Any healthcare proxy may be revoked by its principal at any time. If the proxy has been distributed to care providers, the revocation must also be provided to those same providers to alert them that the agent is no longer authorized to offer or withhold consent for treatment, or to propose a form of care or treatment on behalf of the principal.
What Happens When Someone Becomes Incapacitated without a Healthcare Proxy?
If you become incapacitated through illness or an accidental injury without a healthcare proxy in place, healthcare providers and hospitals will seek consent from your next of kin. However, if no family member is available or willing to assume that role, medical professionals cannot provide nonemergency medical treatment without the consent of a responsible party.
The New York Surrogate’s Court may need to appoint a guardian – a very expensive and cumbersome process – to make decisions about your healthcare without knowing you, what care you prefer to receive, or the care you would refuse.
Consult with an Experienced Healthcare Proxy and Estate Planning Attorney Today
It’s impossible to predict when someone will become incapacitated. Young adults and elders can be stricken without warning and left unable to make decisions or communicate their preferences about the healthcare they receive.
The estate planning and elder law attorneys at Ely J. Rosenzveig & Associates have been guiding individuals and families through the process of creating healthcare proxies, living wills, trusts, and other estate planning strategies for decades.

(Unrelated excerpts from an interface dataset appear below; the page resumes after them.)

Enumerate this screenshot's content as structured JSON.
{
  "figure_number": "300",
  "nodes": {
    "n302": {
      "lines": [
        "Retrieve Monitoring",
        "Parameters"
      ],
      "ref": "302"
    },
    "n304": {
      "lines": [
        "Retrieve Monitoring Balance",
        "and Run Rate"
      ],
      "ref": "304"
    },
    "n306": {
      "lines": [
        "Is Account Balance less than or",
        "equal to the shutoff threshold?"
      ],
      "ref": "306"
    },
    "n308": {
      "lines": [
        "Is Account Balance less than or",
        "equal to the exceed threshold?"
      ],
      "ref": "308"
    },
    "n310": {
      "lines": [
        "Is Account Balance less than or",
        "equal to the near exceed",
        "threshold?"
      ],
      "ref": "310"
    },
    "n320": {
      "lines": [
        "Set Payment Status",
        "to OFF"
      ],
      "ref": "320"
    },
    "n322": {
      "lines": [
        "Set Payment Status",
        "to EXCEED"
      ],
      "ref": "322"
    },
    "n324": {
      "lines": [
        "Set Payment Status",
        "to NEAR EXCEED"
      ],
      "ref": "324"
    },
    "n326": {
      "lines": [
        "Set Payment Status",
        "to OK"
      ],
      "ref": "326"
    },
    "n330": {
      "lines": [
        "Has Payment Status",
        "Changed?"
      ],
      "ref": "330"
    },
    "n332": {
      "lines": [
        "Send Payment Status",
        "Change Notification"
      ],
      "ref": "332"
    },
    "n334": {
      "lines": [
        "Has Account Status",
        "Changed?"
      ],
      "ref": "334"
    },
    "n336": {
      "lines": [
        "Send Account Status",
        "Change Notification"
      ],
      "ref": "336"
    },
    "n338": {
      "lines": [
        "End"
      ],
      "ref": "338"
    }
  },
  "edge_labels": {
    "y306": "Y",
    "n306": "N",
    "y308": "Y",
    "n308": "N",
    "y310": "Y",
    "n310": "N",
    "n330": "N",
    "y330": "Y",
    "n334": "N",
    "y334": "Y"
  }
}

Their trusted advice and professional document preparation deliver the control and peace of mind that their clients want for their families and themselves.
If you need more information about a healthcare proxy or another topic involving New York estate planning, or elder and special needs law, contact Ely J. Rosenzveig & Associates.
New York’s Estate Planning and Elder Law Attorneys